[Interface dataset entries]
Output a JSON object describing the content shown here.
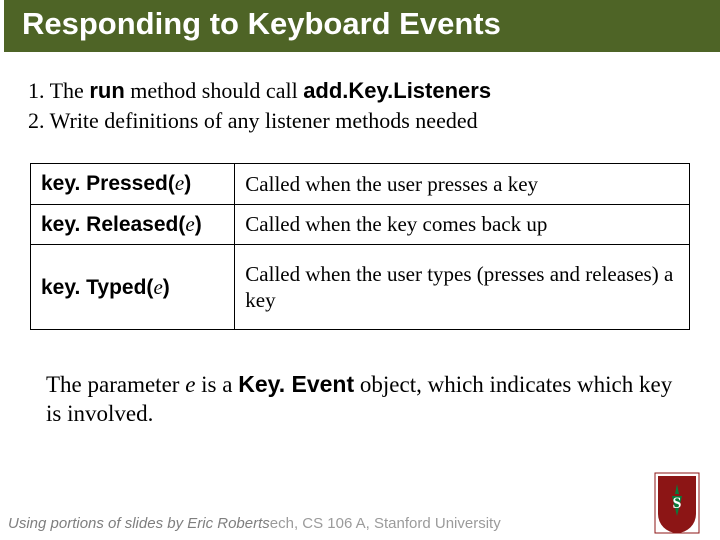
{
  "title": "Responding to Keyboard Events",
  "steps": {
    "one_prefix": "1. The ",
    "one_code1": "run",
    "one_mid": " method should call ",
    "one_code2": "add.Key.Listeners",
    "two": "2. Write definitions of any listener methods needed"
  },
  "table": {
    "rows": [
      {
        "method": "key. Pressed(",
        "param": "e",
        "close": ")",
        "desc": "Called when the user presses a key"
      },
      {
        "method": "key. Released(",
        "param": "e",
        "close": ")",
        "desc": "Called when the key comes back up"
      },
      {
        "method": "key. Typed(",
        "param": "e",
        "close": ")",
        "desc": "Called when the user types (presses and releases) a key"
      }
    ]
  },
  "paragraph": {
    "pre": "The parameter ",
    "param": "e",
    "mid": " is a ",
    "code": "Key. Event",
    "post": " object, which indicates which key is involved."
  },
  "footer": {
    "credit": "Using portions of slides by Eric Roberts",
    "course_overlap": "ech, CS 106 A, Stanford University"
  }
}
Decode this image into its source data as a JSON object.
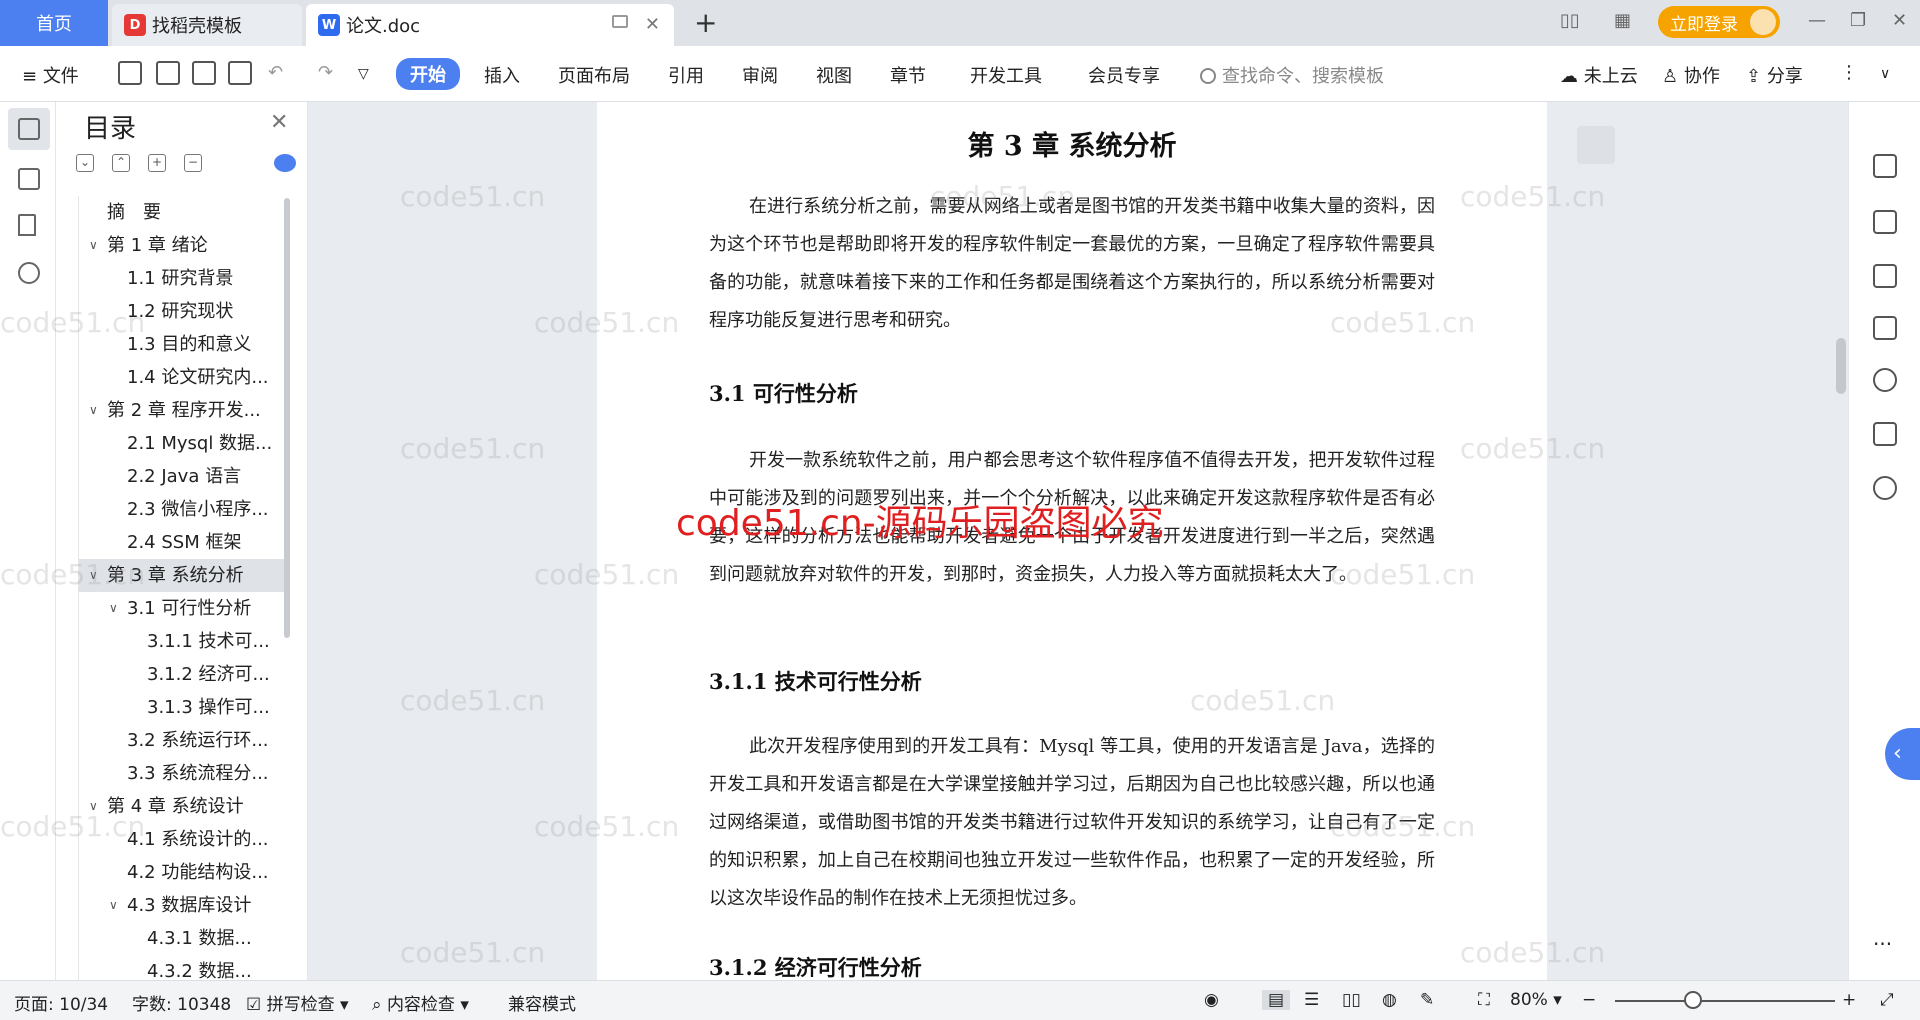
{
  "titlebar": {
    "home_tab": "首页",
    "tab1_label": "找稻壳模板",
    "tab2_label": "论文.doc",
    "login_label": "立即登录"
  },
  "menu": {
    "file": "文件",
    "items": [
      "开始",
      "插入",
      "页面布局",
      "引用",
      "审阅",
      "视图",
      "章节",
      "开发工具",
      "会员专享"
    ],
    "search_placeholder": "查找命令、搜索模板",
    "cloud": "未上云",
    "collab": "协作",
    "share": "分享"
  },
  "toc": {
    "title": "目录",
    "items": [
      {
        "label": "摘　要",
        "level": 0
      },
      {
        "label": "第 1 章 绪论",
        "level": 0,
        "expanded": true
      },
      {
        "label": "1.1 研究背景",
        "level": 1
      },
      {
        "label": "1.2 研究现状",
        "level": 1
      },
      {
        "label": "1.3 目的和意义",
        "level": 1
      },
      {
        "label": "1.4 论文研究内...",
        "level": 1
      },
      {
        "label": "第 2 章 程序开发...",
        "level": 0,
        "expanded": true
      },
      {
        "label": "2.1 Mysql 数据...",
        "level": 1
      },
      {
        "label": "2.2 Java 语言",
        "level": 1
      },
      {
        "label": "2.3 微信小程序...",
        "level": 1
      },
      {
        "label": "2.4 SSM 框架",
        "level": 1
      },
      {
        "label": "第 3 章 系统分析",
        "level": 0,
        "expanded": true,
        "selected": true
      },
      {
        "label": "3.1 可行性分析",
        "level": 1,
        "expanded": true
      },
      {
        "label": "3.1.1 技术可...",
        "level": 2
      },
      {
        "label": "3.1.2 经济可...",
        "level": 2
      },
      {
        "label": "3.1.3 操作可...",
        "level": 2
      },
      {
        "label": "3.2 系统运行环...",
        "level": 1
      },
      {
        "label": "3.3 系统流程分...",
        "level": 1
      },
      {
        "label": "第 4 章 系统设计",
        "level": 0,
        "expanded": true
      },
      {
        "label": "4.1 系统设计的...",
        "level": 1
      },
      {
        "label": "4.2 功能结构设...",
        "level": 1
      },
      {
        "label": "4.3 数据库设计",
        "level": 1,
        "expanded": true
      },
      {
        "label": "4.3.1 数据...",
        "level": 2
      },
      {
        "label": "4.3.2 数据...",
        "level": 2
      }
    ]
  },
  "document": {
    "chapter_title": "第 3 章  系统分析",
    "intro": "在进行系统分析之前，需要从网络上或者是图书馆的开发类书籍中收集大量的资料，因为这个环节也是帮助即将开发的程序软件制定一套最优的方案，一旦确定了程序软件需要具备的功能，就意味着接下来的工作和任务都是围绕着这个方案执行的，所以系统分析需要对程序功能反复进行思考和研究。",
    "h_31": "3.1 可行性分析",
    "p_31": "开发一款系统软件之前，用户都会思考这个软件程序值不值得去开发，把开发软件过程中可能涉及到的问题罗列出来，并一个个分析解决，以此来确定开发这款程序软件是否有必要，这样的分析方法也能帮助开发者避免一个由于开发者开发进度进行到一半之后，突然遇到问题就放弃对软件的开发，到那时，资金损失，人力投入等方面就损耗太大了。",
    "h_311": "3.1.1 技术可行性分析",
    "p_311": "此次开发程序使用到的开发工具有：Mysql 等工具，使用的开发语言是 Java，选择的开发工具和开发语言都是在大学课堂接触并学习过，后期因为自己也比较感兴趣，所以也通过网络渠道，或借助图书馆的开发类书籍进行过软件开发知识的系统学习，让自己有了一定的知识积累，加上自己在校期间也独立开发过一些软件作品，也积累了一定的开发经验，所以这次毕设作品的制作在技术上无须担忧过多。",
    "h_312": "3.1.2 经济可行性分析"
  },
  "watermark": {
    "text": "code51.cn",
    "red_text": "code51.cn-源码乐园盗图必究"
  },
  "statusbar": {
    "page": "页面: 10/34",
    "words": "字数: 10348",
    "spell": "拼写检查",
    "content_check": "内容检查",
    "compat": "兼容模式",
    "zoom": "80%"
  },
  "colors": {
    "accent": "#4c80f1",
    "login": "#f6a300",
    "red_watermark": "#e02020"
  }
}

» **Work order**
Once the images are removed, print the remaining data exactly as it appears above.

» **Output**
Output a JSON object describing the content shown here.
{
  "title": "Responding to Keyboard Events",
  "steps": {
    "one_prefix": "1. The ",
    "one_code1": "run",
    "one_mid": " method should call ",
    "one_code2": "add.Key.Listeners",
    "two": "2. Write definitions of any listener methods needed"
  },
  "table": {
    "rows": [
      {
        "method": "key. Pressed(",
        "param": "e",
        "close": ")",
        "desc": "Called when the user presses a key"
      },
      {
        "method": "key. Released(",
        "param": "e",
        "close": ")",
        "desc": "Called when the key comes back up"
      },
      {
        "method": "key. Typed(",
        "param": "e",
        "close": ")",
        "desc": "Called when the user types (presses and releases) a key"
      }
    ]
  },
  "paragraph": {
    "pre": "The parameter ",
    "param": "e",
    "mid": " is a ",
    "code": "Key. Event",
    "post": " object, which indicates which key is involved."
  },
  "footer": {
    "credit": "Using portions of slides by Eric Roberts",
    "course_overlap": "ech, CS 106 A, Stanford University"
  }
}
Decode this image into its source data as a JSON object.
{
  "titlebar": {
    "home_tab": "首页",
    "tab1_label": "找稻壳模板",
    "tab2_label": "论文.doc",
    "login_label": "立即登录"
  },
  "menu": {
    "file": "文件",
    "items": [
      "开始",
      "插入",
      "页面布局",
      "引用",
      "审阅",
      "视图",
      "章节",
      "开发工具",
      "会员专享"
    ],
    "search_placeholder": "查找命令、搜索模板",
    "cloud": "未上云",
    "collab": "协作",
    "share": "分享"
  },
  "toc": {
    "title": "目录",
    "items": [
      {
        "label": "摘　要",
        "level": 0
      },
      {
        "label": "第 1 章 绪论",
        "level": 0,
        "expanded": true
      },
      {
        "label": "1.1 研究背景",
        "level": 1
      },
      {
        "label": "1.2 研究现状",
        "level": 1
      },
      {
        "label": "1.3 目的和意义",
        "level": 1
      },
      {
        "label": "1.4 论文研究内...",
        "level": 1
      },
      {
        "label": "第 2 章 程序开发...",
        "level": 0,
        "expanded": true
      },
      {
        "label": "2.1 Mysql 数据...",
        "level": 1
      },
      {
        "label": "2.2 Java 语言",
        "level": 1
      },
      {
        "label": "2.3 微信小程序...",
        "level": 1
      },
      {
        "label": "2.4 SSM 框架",
        "level": 1
      },
      {
        "label": "第 3 章 系统分析",
        "level": 0,
        "expanded": true,
        "selected": true
      },
      {
        "label": "3.1 可行性分析",
        "level": 1,
        "expanded": true
      },
      {
        "label": "3.1.1 技术可...",
        "level": 2
      },
      {
        "label": "3.1.2 经济可...",
        "level": 2
      },
      {
        "label": "3.1.3 操作可...",
        "level": 2
      },
      {
        "label": "3.2 系统运行环...",
        "level": 1
      },
      {
        "label": "3.3 系统流程分...",
        "level": 1
      },
      {
        "label": "第 4 章 系统设计",
        "level": 0,
        "expanded": true
      },
      {
        "label": "4.1 系统设计的...",
        "level": 1
      },
      {
        "label": "4.2 功能结构设...",
        "level": 1
      },
      {
        "label": "4.3 数据库设计",
        "level": 1,
        "expanded": true
      },
      {
        "label": "4.3.1 数据...",
        "level": 2
      },
      {
        "label": "4.3.2 数据...",
        "level": 2
      }
    ]
  },
  "document": {
    "chapter_title": "第 3 章  系统分析",
    "intro": "在进行系统分析之前，需要从网络上或者是图书馆的开发类书籍中收集大量的资料，因为这个环节也是帮助即将开发的程序软件制定一套最优的方案，一旦确定了程序软件需要具备的功能，就意味着接下来的工作和任务都是围绕着这个方案执行的，所以系统分析需要对程序功能反复进行思考和研究。",
    "h_31": "3.1 可行性分析",
    "p_31": "开发一款系统软件之前，用户都会思考这个软件程序值不值得去开发，把开发软件过程中可能涉及到的问题罗列出来，并一个个分析解决，以此来确定开发这款程序软件是否有必要，这样的分析方法也能帮助开发者避免一个由于开发者开发进度进行到一半之后，突然遇到问题就放弃对软件的开发，到那时，资金损失，人力投入等方面就损耗太大了。",
    "h_311": "3.1.1 技术可行性分析",
    "p_311": "此次开发程序使用到的开发工具有：Mysql 等工具，使用的开发语言是 Java，选择的开发工具和开发语言都是在大学课堂接触并学习过，后期因为自己也比较感兴趣，所以也通过网络渠道，或借助图书馆的开发类书籍进行过软件开发知识的系统学习，让自己有了一定的知识积累，加上自己在校期间也独立开发过一些软件作品，也积累了一定的开发经验，所以这次毕设作品的制作在技术上无须担忧过多。",
    "h_312": "3.1.2 经济可行性分析"
  },
  "watermark": {
    "text": "code51.cn",
    "red_text": "code51.cn-源码乐园盗图必究"
  },
  "statusbar": {
    "page": "页面: 10/34",
    "words": "字数: 10348",
    "spell": "拼写检查",
    "content_check": "内容检查",
    "compat": "兼容模式",
    "zoom": "80%"
  },
  "colors": {
    "accent": "#4c80f1",
    "login": "#f6a300",
    "red_watermark": "#e02020"
  }
}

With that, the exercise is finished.